**WHAT THE EXERCISE ASKS:** The response should consist of every record, reproduced exactly.

[[ SUPPLIED MATERIAL, beginning ]]

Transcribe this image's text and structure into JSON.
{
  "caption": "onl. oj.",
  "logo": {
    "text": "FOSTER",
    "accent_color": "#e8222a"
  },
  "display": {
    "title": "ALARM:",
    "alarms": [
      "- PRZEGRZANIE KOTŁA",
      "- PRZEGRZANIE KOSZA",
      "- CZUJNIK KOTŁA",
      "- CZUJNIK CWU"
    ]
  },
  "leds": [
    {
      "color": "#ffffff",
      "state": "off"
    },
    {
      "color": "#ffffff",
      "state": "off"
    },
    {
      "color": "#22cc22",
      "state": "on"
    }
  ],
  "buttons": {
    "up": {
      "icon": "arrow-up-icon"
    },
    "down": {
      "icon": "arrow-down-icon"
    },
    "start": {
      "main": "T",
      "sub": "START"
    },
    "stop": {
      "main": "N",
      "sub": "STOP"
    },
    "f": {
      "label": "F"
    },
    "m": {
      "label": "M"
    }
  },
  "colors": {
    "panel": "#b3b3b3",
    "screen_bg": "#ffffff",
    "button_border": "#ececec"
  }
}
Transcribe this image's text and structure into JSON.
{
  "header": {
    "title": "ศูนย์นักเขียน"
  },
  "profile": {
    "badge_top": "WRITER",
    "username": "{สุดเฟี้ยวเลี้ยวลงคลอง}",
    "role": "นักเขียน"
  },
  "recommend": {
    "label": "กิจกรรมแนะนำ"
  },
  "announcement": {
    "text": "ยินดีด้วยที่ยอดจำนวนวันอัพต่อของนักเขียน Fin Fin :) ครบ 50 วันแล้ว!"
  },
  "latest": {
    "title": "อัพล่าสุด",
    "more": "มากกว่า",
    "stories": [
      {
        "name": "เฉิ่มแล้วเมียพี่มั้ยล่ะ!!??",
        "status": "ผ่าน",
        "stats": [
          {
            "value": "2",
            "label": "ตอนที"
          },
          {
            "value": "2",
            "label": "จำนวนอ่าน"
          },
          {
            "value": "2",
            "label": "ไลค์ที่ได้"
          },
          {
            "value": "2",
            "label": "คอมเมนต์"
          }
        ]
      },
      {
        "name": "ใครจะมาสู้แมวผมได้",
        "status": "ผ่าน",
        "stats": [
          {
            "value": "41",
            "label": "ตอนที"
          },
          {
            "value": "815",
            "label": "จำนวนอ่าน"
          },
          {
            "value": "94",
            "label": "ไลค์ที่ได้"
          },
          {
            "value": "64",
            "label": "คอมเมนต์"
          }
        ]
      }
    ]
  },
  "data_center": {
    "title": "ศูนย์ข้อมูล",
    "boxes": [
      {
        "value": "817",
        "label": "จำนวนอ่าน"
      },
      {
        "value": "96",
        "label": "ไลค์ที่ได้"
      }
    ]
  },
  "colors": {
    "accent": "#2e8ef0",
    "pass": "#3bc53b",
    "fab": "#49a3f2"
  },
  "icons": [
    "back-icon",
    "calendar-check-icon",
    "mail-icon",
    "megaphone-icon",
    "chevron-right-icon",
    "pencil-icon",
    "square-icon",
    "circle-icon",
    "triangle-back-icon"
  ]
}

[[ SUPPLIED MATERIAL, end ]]

**RESPONSE:**
Transcribe this image's text and structure into JSON.
{
  "caption": "onl. oj.",
  "logo": {
    "text": "FOSTER",
    "accent_color": "#e8222a"
  },
  "display": {
    "title": "ALARM:",
    "alarms": [
      "- PRZEGRZANIE KOTŁA",
      "- PRZEGRZANIE KOSZA",
      "- CZUJNIK KOTŁA",
      "- CZUJNIK CWU"
    ]
  },
  "leds": [
    {
      "color": "#ffffff",
      "state": "off"
    },
    {
      "color": "#ffffff",
      "state": "off"
    },
    {
      "color": "#22cc22",
      "state": "on"
    }
  ],
  "buttons": {
    "up": {
      "icon": "arrow-up-icon"
    },
    "down": {
      "icon": "arrow-down-icon"
    },
    "start": {
      "main": "T",
      "sub": "START"
    },
    "stop": {
      "main": "N",
      "sub": "STOP"
    },
    "f": {
      "label": "F"
    },
    "m": {
      "label": "M"
    }
  },
  "colors": {
    "panel": "#b3b3b3",
    "screen_bg": "#ffffff",
    "button_border": "#ececec"
  }
}
Transcribe this image's text and structure into JSON.
{
  "header": {
    "title": "ศูนย์นักเขียน"
  },
  "profile": {
    "badge_top": "WRITER",
    "username": "{สุดเฟี้ยวเลี้ยวลงคลอง}",
    "role": "นักเขียน"
  },
  "recommend": {
    "label": "กิจกรรมแนะนำ"
  },
  "announcement": {
    "text": "ยินดีด้วยที่ยอดจำนวนวันอัพต่อของนักเขียน Fin Fin :) ครบ 50 วันแล้ว!"
  },
  "latest": {
    "title": "อัพล่าสุด",
    "more": "มากกว่า",
    "stories": [
      {
        "name": "เฉิ่มแล้วเมียพี่มั้ยล่ะ!!??",
        "status": "ผ่าน",
        "stats": [
          {
            "value": "2",
            "label": "ตอนที"
          },
          {
            "value": "2",
            "label": "จำนวนอ่าน"
          },
          {
            "value": "2",
            "label": "ไลค์ที่ได้"
          },
          {
            "value": "2",
            "label": "คอมเมนต์"
          }
        ]
      },
      {
        "name": "ใครจะมาสู้แมวผมได้",
        "status": "ผ่าน",
        "stats": [
          {
            "value": "41",
            "label": "ตอนที"
          },
          {
            "value": "815",
            "label": "จำนวนอ่าน"
          },
          {
            "value": "94",
            "label": "ไลค์ที่ได้"
          },
          {
            "value": "64",
            "label": "คอมเมนต์"
          }
        ]
      }
    ]
  },
  "data_center": {
    "title": "ศูนย์ข้อมูล",
    "boxes": [
      {
        "value": "817",
        "label": "จำนวนอ่าน"
      },
      {
        "value": "96",
        "label": "ไลค์ที่ได้"
      }
    ]
  },
  "colors": {
    "accent": "#2e8ef0",
    "pass": "#3bc53b",
    "fab": "#49a3f2"
  },
  "icons": [
    "back-icon",
    "calendar-check-icon",
    "mail-icon",
    "megaphone-icon",
    "chevron-right-icon",
    "pencil-icon",
    "square-icon",
    "circle-icon",
    "triangle-back-icon"
  ]
}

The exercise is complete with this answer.